Husband Ray and I spent the month of January skiing. Although we were absolute novices who crashed and burned on numerous occasions, we persevered until we could glide through slalom gates in record time and actually break several ski jump records. We did all this without leaving the warmth and comfort of our home, standing on a balance board in front of the TV while playing Wii Fit.
I am miffed that Ray has bested me at all sports except tightrope walking. Turns out I’m fairly good at maintaining my balance while walking a tightrope between two tall buildings. I was even able to jump over an obstruction, land back on the rope and finish my walk. Pretty cool feat for a couch potato.
I figured I’d beat him at yoga exercises simply because I once took a yoga course with friends Estel and Betty and still have the leotard to prove it. I never could actually relax and see through the third eye in the middle of my forehead, but I did learn to stand on one leg with my eyes closed without falling over. Well, I can’t do that anymore and have the bruises to prove it.
I was demonstrating the tree pose (standing on my right leg with my left foot resting on the thigh of the leg I was standing on) when I fell backward off the balance board, crashed into a table, broke its legs (it was a cheap table), then slammed into an antique floor lamp (not cheap) which bent when it fell against the wall. All this, while Ray sat in a nearby armchair. “It happened too fast for me to catch you,” he apologized, while I wondered what would have broken or bent on him had he managed to get in the way of my backward progress.
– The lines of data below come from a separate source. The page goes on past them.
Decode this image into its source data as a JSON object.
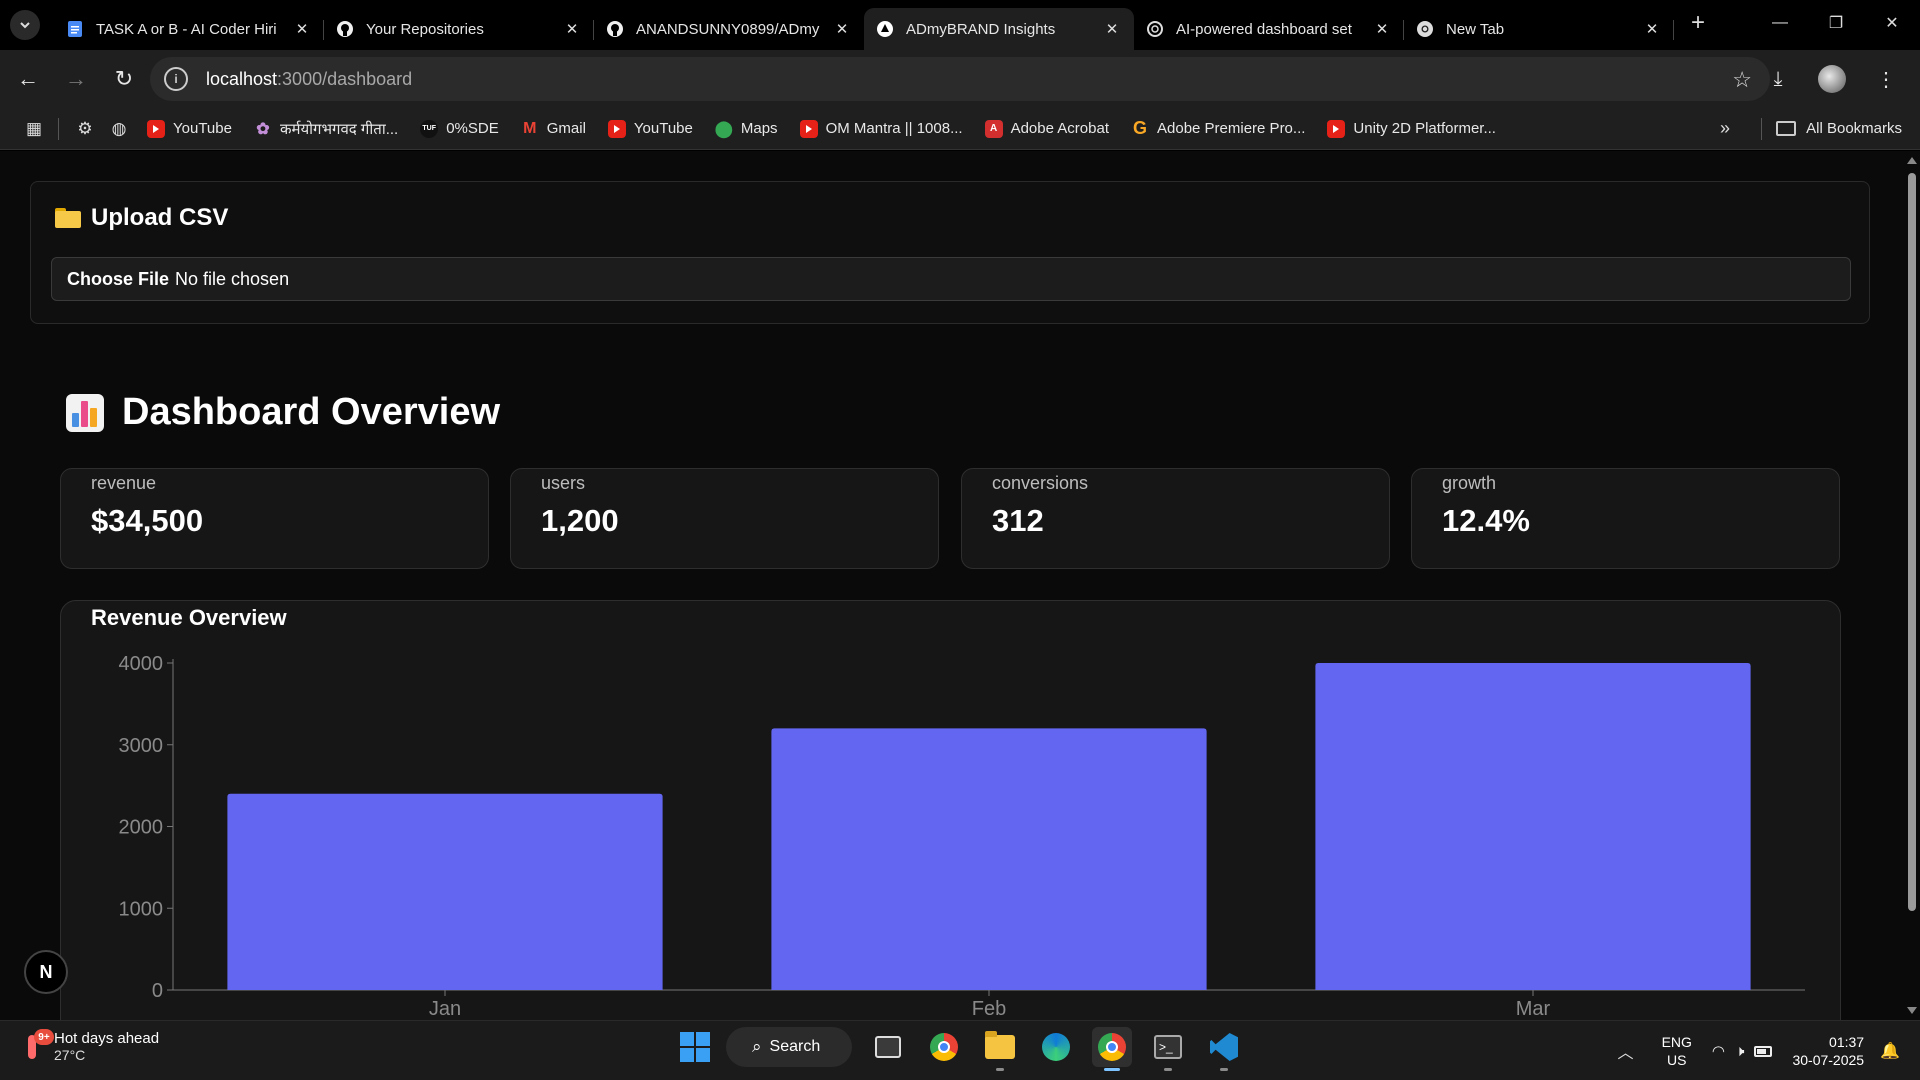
{
  "browser": {
    "tabs": [
      {
        "title": "TASK A or B - AI Coder Hiri",
        "icon": "docs-icon",
        "active": false
      },
      {
        "title": "Your Repositories",
        "icon": "github-icon",
        "active": false
      },
      {
        "title": "ANANDSUNNY0899/ADmy",
        "icon": "github-icon",
        "active": false
      },
      {
        "title": "ADmyBRAND Insights",
        "icon": "triangle-icon",
        "active": true
      },
      {
        "title": "AI-powered dashboard set",
        "icon": "chatgpt-icon",
        "active": false
      },
      {
        "title": "New Tab",
        "icon": "chrome-icon",
        "active": false
      }
    ],
    "url_host": "localhost",
    "url_path": ":3000/dashboard",
    "bookmarks": [
      {
        "label": "YouTube",
        "icon": "youtube-icon"
      },
      {
        "label": "कर्मयोगभगवद गीता...",
        "icon": "lotus-icon"
      },
      {
        "label": "0%SDE",
        "icon": "tuf-icon"
      },
      {
        "label": "Gmail",
        "icon": "gmail-icon"
      },
      {
        "label": "YouTube",
        "icon": "youtube-icon"
      },
      {
        "label": "Maps",
        "icon": "maps-icon"
      },
      {
        "label": "OM Mantra || 1008...",
        "icon": "youtube-icon"
      },
      {
        "label": "Adobe Acrobat",
        "icon": "acrobat-icon"
      },
      {
        "label": "Adobe Premiere Pro...",
        "icon": "google-icon"
      },
      {
        "label": "Unity 2D Platformer...",
        "icon": "youtube-icon"
      }
    ],
    "all_bookmarks_label": "All Bookmarks"
  },
  "page": {
    "upload": {
      "title": "Upload CSV",
      "choose_label": "Choose File",
      "file_status": "No file chosen"
    },
    "overview_title": "Dashboard Overview",
    "stats": [
      {
        "label": "revenue",
        "value": "$34,500"
      },
      {
        "label": "users",
        "value": "1,200"
      },
      {
        "label": "conversions",
        "value": "312"
      },
      {
        "label": "growth",
        "value": "12.4%"
      }
    ],
    "chart_title": "Revenue Overview",
    "next_badge": "N"
  },
  "chart_data": {
    "type": "bar",
    "title": "Revenue Overview",
    "categories": [
      "Jan",
      "Feb",
      "Mar"
    ],
    "values": [
      2400,
      3200,
      4000
    ],
    "yticks": [
      0,
      1000,
      2000,
      3000,
      4000
    ],
    "ylim": [
      0,
      4000
    ],
    "grid": false,
    "bar_color": "#6366f1"
  },
  "taskbar": {
    "weather_title": "Hot days ahead",
    "weather_temp": "27°C",
    "weather_badge": "9+",
    "search_label": "Search",
    "lang_line1": "ENG",
    "lang_line2": "US",
    "time": "01:37",
    "date": "30-07-2025"
  },
  "colors": {
    "accent": "#6366f1",
    "page_bg": "#0a0a0a",
    "card_bg": "#161616"
  }
}
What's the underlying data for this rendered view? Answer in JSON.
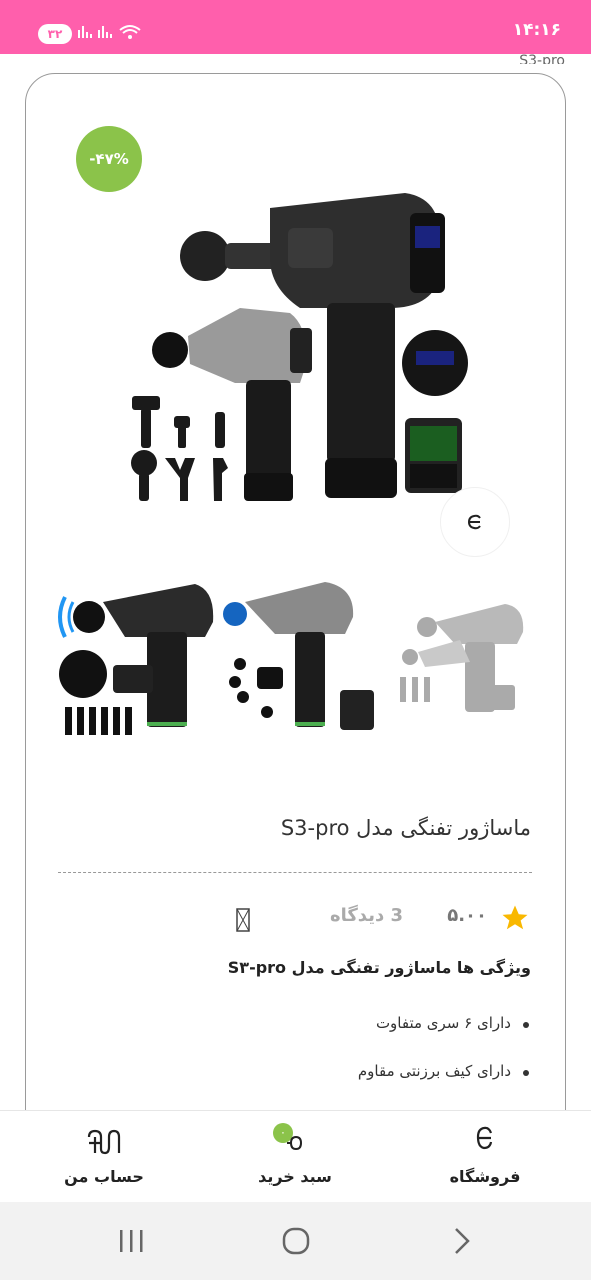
{
  "status_bar": {
    "time": "۱۴:۱۶",
    "notification_count": "۳۲"
  },
  "partial_text": "S3-pro",
  "product": {
    "discount": "-۴۷%",
    "title": "ماساژور تفنگی مدل S3-pro",
    "rating": "۵.۰۰",
    "reviews": "3 دیدگاه",
    "features_title": "ویژگی ها ماساژور تفنگی مدل S۳-pro",
    "features": [
      "دارای ۶ سری متفاوت",
      "دارای کیف برزنتی مقاوم"
    ]
  },
  "bottom_nav": {
    "shop_label": "فروشگاه",
    "cart_label": "سبد خرید",
    "cart_count": "۰",
    "account_label": "حساب من"
  },
  "colors": {
    "status_bar": "#ff5fac",
    "accent_green": "#8bc34a",
    "star": "#f9b800"
  },
  "icons": {
    "zoom": "zoom-icon",
    "star": "star-icon",
    "bookmark": "bookmark-icon",
    "shop": "shop-icon",
    "cart": "cart-icon",
    "account": "account-icon"
  }
}
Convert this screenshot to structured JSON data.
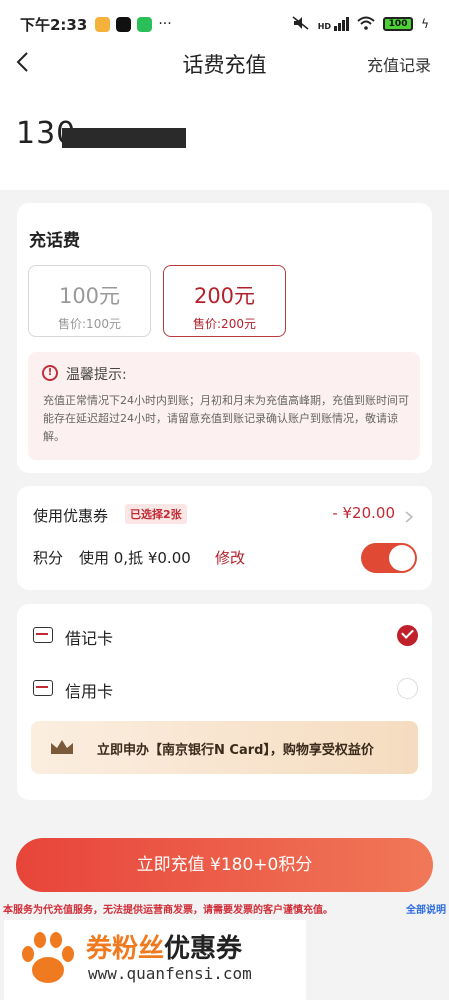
{
  "status_bar": {
    "time": "下午2:33",
    "network_label": "HD",
    "battery": "100"
  },
  "header": {
    "title": "话费充值",
    "right_link": "充值记录"
  },
  "phone": {
    "number_visible": "130"
  },
  "recharge": {
    "title": "充话费",
    "options": [
      {
        "amount": "100元",
        "price": "售价:100元",
        "selected": false
      },
      {
        "amount": "200元",
        "price": "售价:200元",
        "selected": true
      }
    ],
    "tip": {
      "title": "温馨提示:",
      "text": "充值正常情况下24小时内到账；月初和月末为充值高峰期，充值到账时间可能存在延迟超过24小时，请留意充值到账记录确认账户到账情况，敬请谅解。"
    }
  },
  "discount": {
    "coupon_label": "使用优惠券",
    "coupon_badge": "已选择2张",
    "coupon_amount": "- ¥20.00",
    "points_label": "积分",
    "points_desc": "使用 0,抵 ¥0.00",
    "points_modify": "修改",
    "points_toggle_on": true
  },
  "payment": {
    "methods": [
      {
        "label": "借记卡",
        "selected": true
      },
      {
        "label": "信用卡",
        "selected": false
      }
    ],
    "promo": "立即申办【南京银行N Card】，购物享受权益价"
  },
  "submit": {
    "label": "立即充值 ¥180+0积分"
  },
  "footer": {
    "disclaimer": "本服务为代充值服务，无法提供运营商发票，请需要发票的客户谨慎充值。",
    "link": "全部说明"
  },
  "watermark": {
    "title_a": "券粉丝",
    "title_b": "优惠券",
    "url": "www.quanfensi.com"
  },
  "colors": {
    "accent": "#c0202a",
    "button_gradient_start": "#e8443a",
    "button_gradient_end": "#f07858"
  }
}
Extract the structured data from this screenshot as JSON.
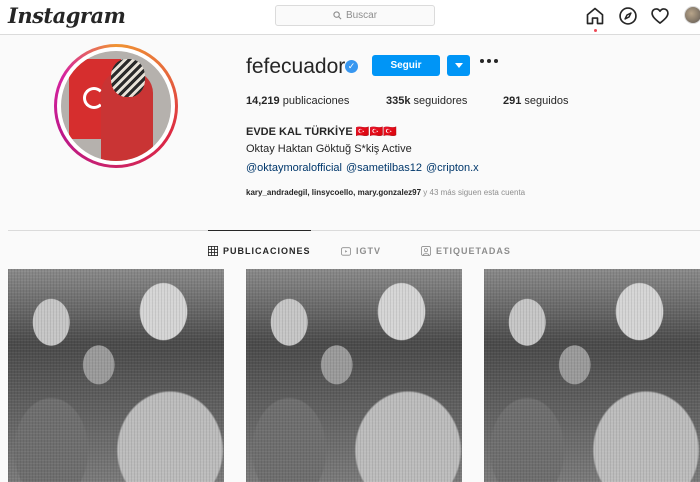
{
  "nav": {
    "logo": "Instagram",
    "search_placeholder": "Buscar",
    "icons": [
      "home-icon",
      "explore-icon",
      "heart-icon",
      "profile-avatar"
    ]
  },
  "profile": {
    "username": "fefecuador",
    "verified": true,
    "follow_label": "Seguir",
    "stats": {
      "posts_count": "14,219",
      "posts_label": "publicaciones",
      "followers_count": "335k",
      "followers_label": "seguidores",
      "following_count": "291",
      "following_label": "seguidos"
    },
    "full_name": "EVDE KAL TÜRKİYE 🇹🇷🇹🇷🇹🇷",
    "bio": "Oktay Haktan Göktuğ S*kiş Active",
    "mentions": [
      "@oktaymoralofficial",
      "@sametilbas12",
      "@cripton.x"
    ],
    "followed_by_names": "kary_andradegil, linsycoello, mary.gonzalez97",
    "followed_by_suffix": " y 43 más siguen esta cuenta"
  },
  "tabs": [
    {
      "label": "PUBLICACIONES",
      "icon": "grid-icon",
      "active": true
    },
    {
      "label": "IGTV",
      "icon": "igtv-icon",
      "active": false
    },
    {
      "label": "ETIQUETADAS",
      "icon": "tagged-icon",
      "active": false
    }
  ],
  "colors": {
    "accent": "#0095f6",
    "verified": "#3897f0",
    "link": "#00376b",
    "notification_dot": "#ed4956"
  }
}
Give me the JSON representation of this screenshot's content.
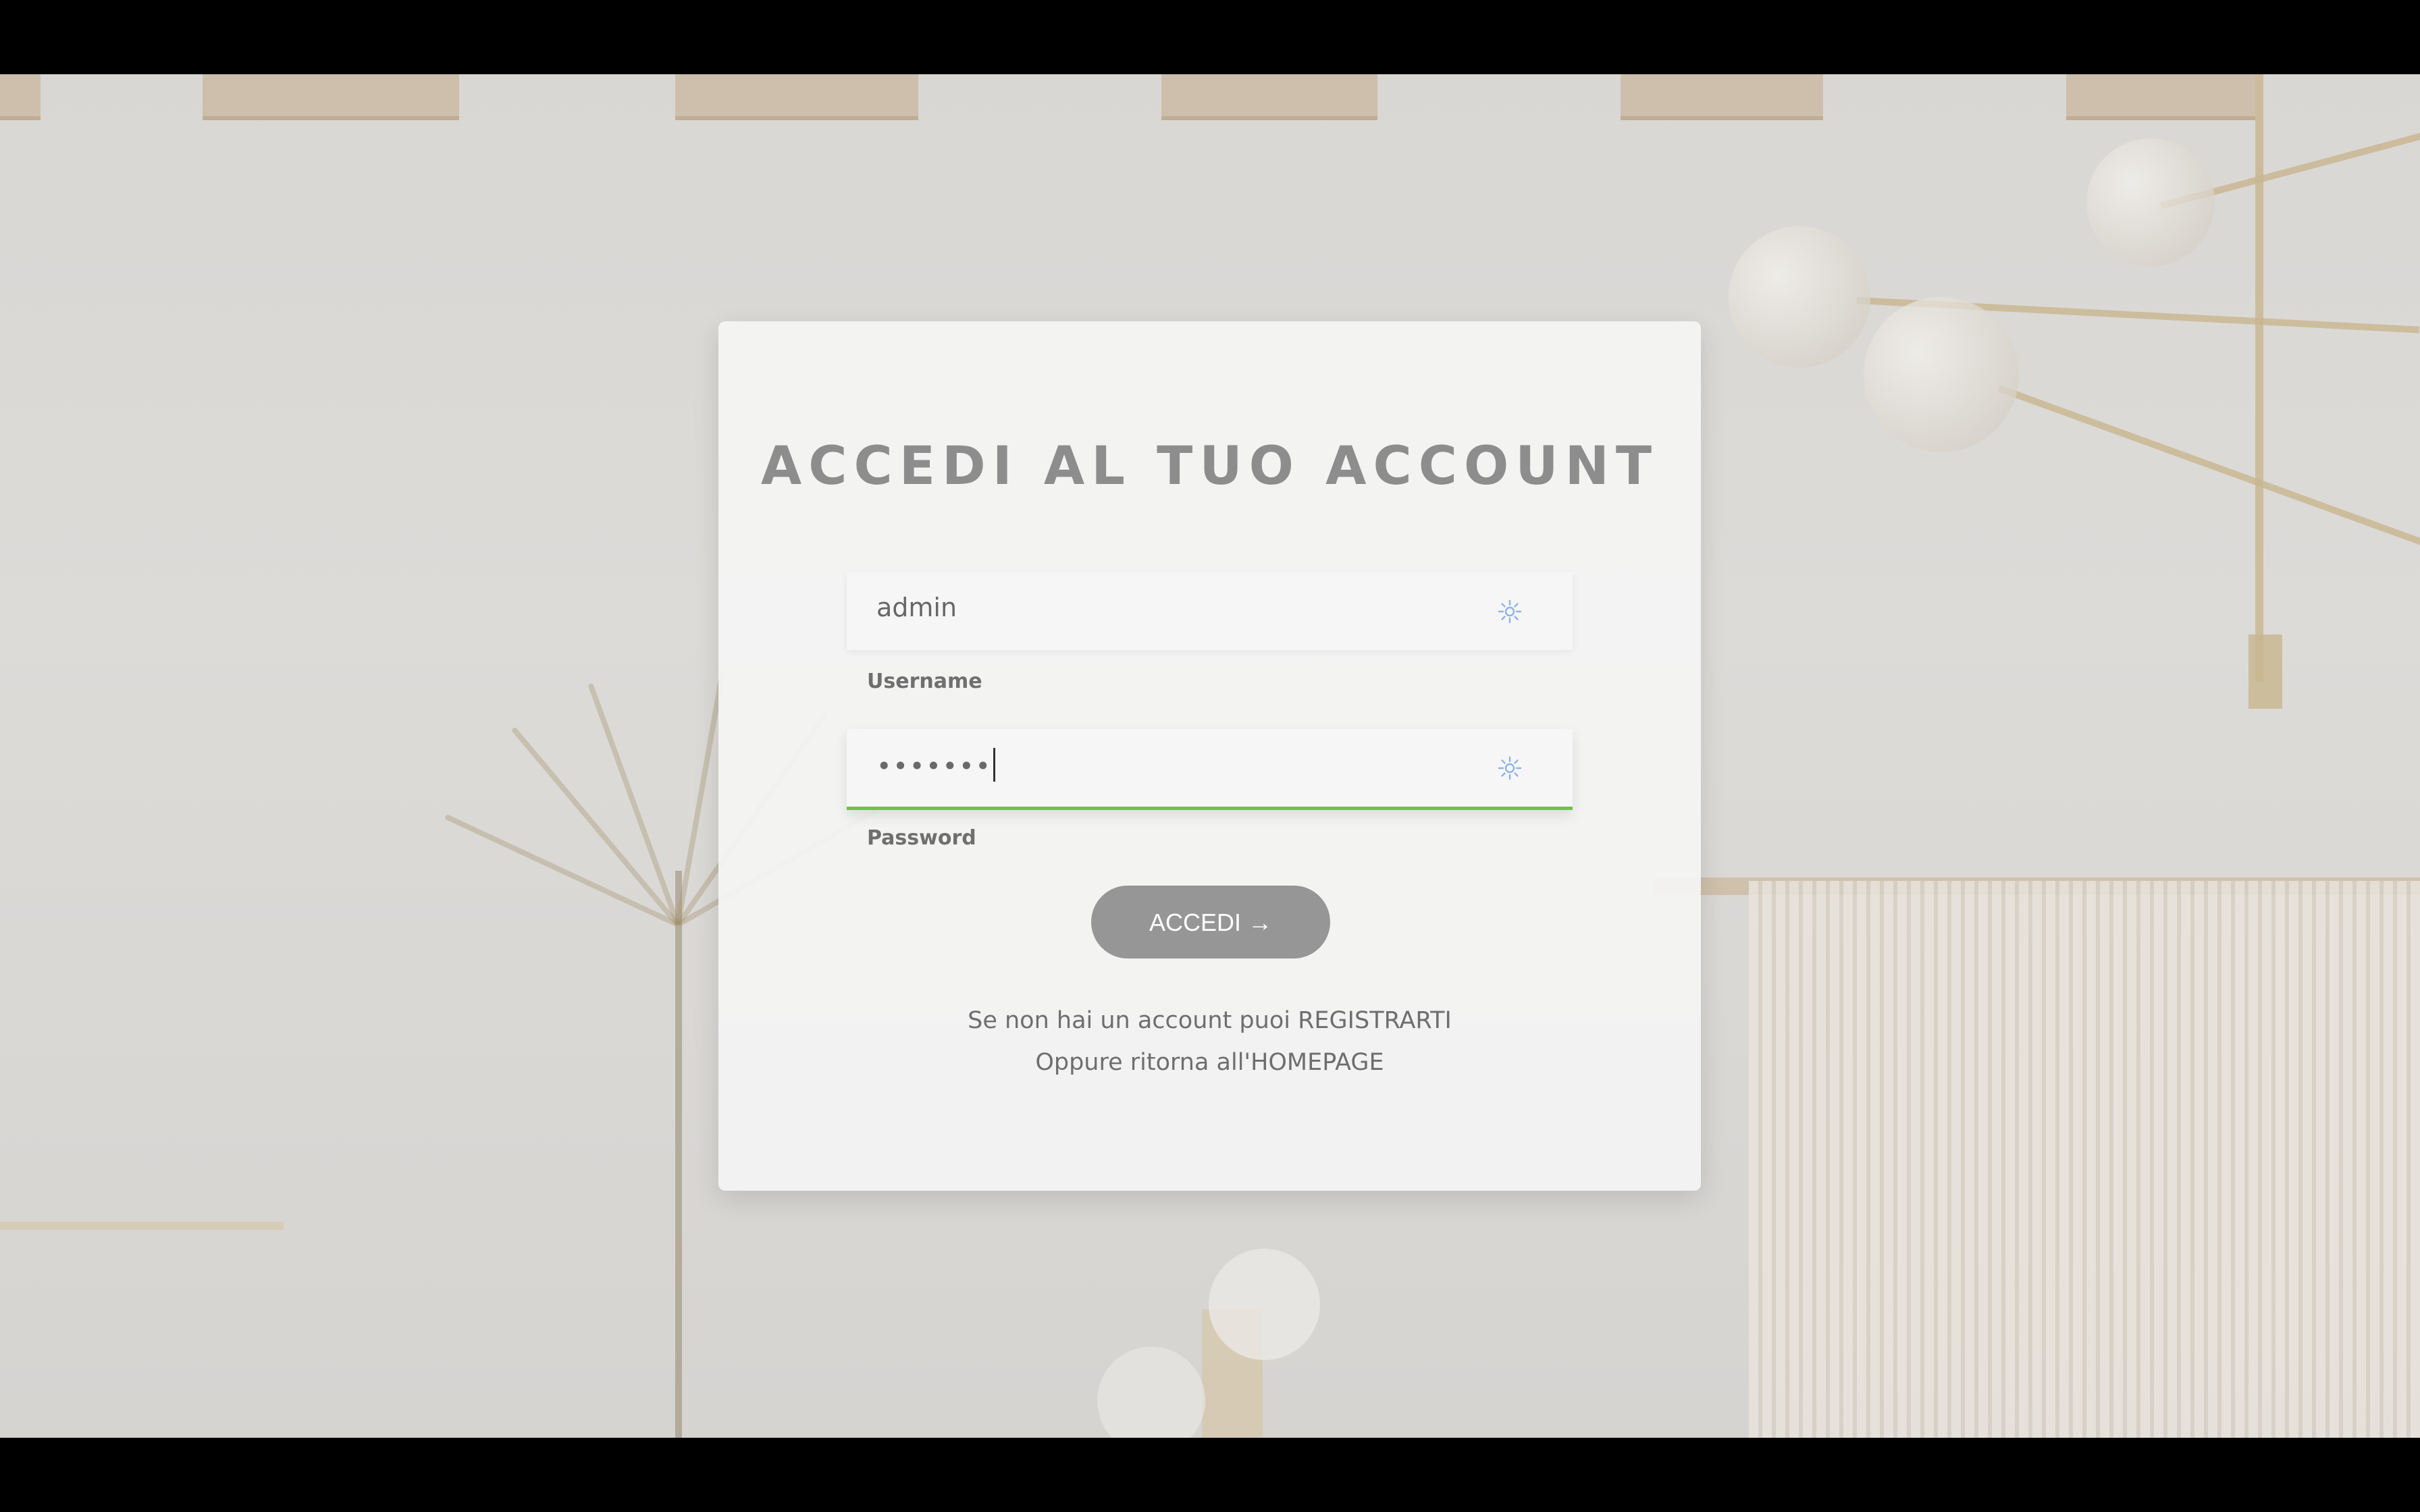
{
  "login": {
    "title": "ACCEDI AL TUO ACCOUNT",
    "username_value": "admin",
    "username_label": "Username",
    "password_mask": "•••••••",
    "password_label": "Password",
    "submit_label": "ACCEDI →",
    "register_prefix": "Se non hai un account puoi ",
    "register_link": "REGISTRARTI",
    "home_prefix": "Oppure ritorna all'",
    "home_link": "HOMEPAGE"
  },
  "colors": {
    "focus_border": "#6dc24b",
    "button": "#969696",
    "title": "#8d8d8d",
    "autofill_icon": "#8fb3e6"
  },
  "icons": {
    "username_field": "autofill-key-icon",
    "password_field": "autofill-key-icon"
  }
}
As I attempted to recover my dignity by relaxing in the recliner, Ray, a rank amateur at yoga, tried the tree pose ... and executed it perfectly. He’d probably still be standing there on one leg if I hadn’t called him a showoff.
I don’t even want to see him try step aerobics for fear he’ll be better than I who, in a long-ago dance aerobics class, learned that I can’t tell the difference between my right foot and left. The darned balance board knows if I’m stepping on the board with the wrong foot and lowers my grade. Then it points out everything I did wrong and tells me to watch the Miis’ feet who are taking the class with me. For those of you who aren’t familiar with the Wii game system, a Mii is a little cartoon character you can create in your own image.
My Mii looks very much like me with regard to hair color and style, even facial features. And now it looks far too much like me for my comfort. That’s because when you first start up Wii Fit, stand on the balance board, input your age, height and the weight of the clothes you are wearing, it weighs and tests you, then gives your Body Mass Index and Wii Fit age.
After doing that, it puffed up my Mii and told me I had a lot of work to do. Every day when I step on the balance board, it groans. Ray’s Mii, on the other hand, stayed the same size and cheers when he steps on the board. Perhaps I should claim I am wearing 20 pounds of clothes ... that’s the ticket. I’ll bet that will shrink my Mii to normal size.
The good news is my Wii Fit age has declined by 19 years, but so has Ray’s. The bad news is I’m still afraid to try the tree pose. I think that, when I get up nerve to try it again, Ray should spot me. I’m pretty sure he will because our new table isn’t cheap.
— Marsha Henry Goff is a freelance writer in Lawrence whose latest book is “Human Nature Calls.”